WHAT TO DO
Search the data below for the string "icon" and copy all lines where it shows up.

AVAILABLE RECORDS

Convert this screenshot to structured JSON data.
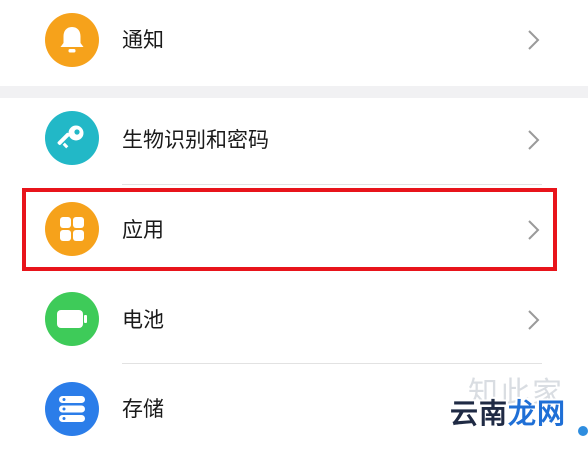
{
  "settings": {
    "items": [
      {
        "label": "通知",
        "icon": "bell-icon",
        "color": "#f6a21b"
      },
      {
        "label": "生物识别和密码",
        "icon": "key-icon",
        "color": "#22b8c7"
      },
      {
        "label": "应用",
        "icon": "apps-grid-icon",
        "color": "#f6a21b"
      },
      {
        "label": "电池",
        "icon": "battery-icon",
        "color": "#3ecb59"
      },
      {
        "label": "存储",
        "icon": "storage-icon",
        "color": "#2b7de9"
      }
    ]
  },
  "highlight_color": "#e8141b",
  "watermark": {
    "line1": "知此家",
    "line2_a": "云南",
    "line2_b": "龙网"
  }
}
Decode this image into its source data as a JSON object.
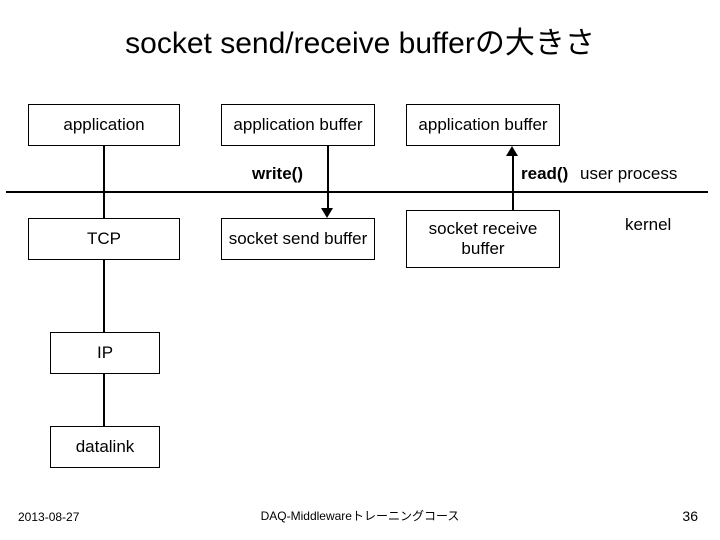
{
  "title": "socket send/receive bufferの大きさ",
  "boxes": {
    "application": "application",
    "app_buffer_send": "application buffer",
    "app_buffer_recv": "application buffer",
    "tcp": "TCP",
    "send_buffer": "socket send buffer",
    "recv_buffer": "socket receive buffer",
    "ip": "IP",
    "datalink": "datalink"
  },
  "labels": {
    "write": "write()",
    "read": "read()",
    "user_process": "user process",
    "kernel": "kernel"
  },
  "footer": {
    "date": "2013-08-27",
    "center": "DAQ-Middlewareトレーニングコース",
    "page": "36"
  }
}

WRITTEN SOLUTION
        "icon": "bell-icon",
        "icon": "key-icon",
        "icon": "apps-grid-icon",
        "icon": "battery-icon",
        "icon": "storage-icon",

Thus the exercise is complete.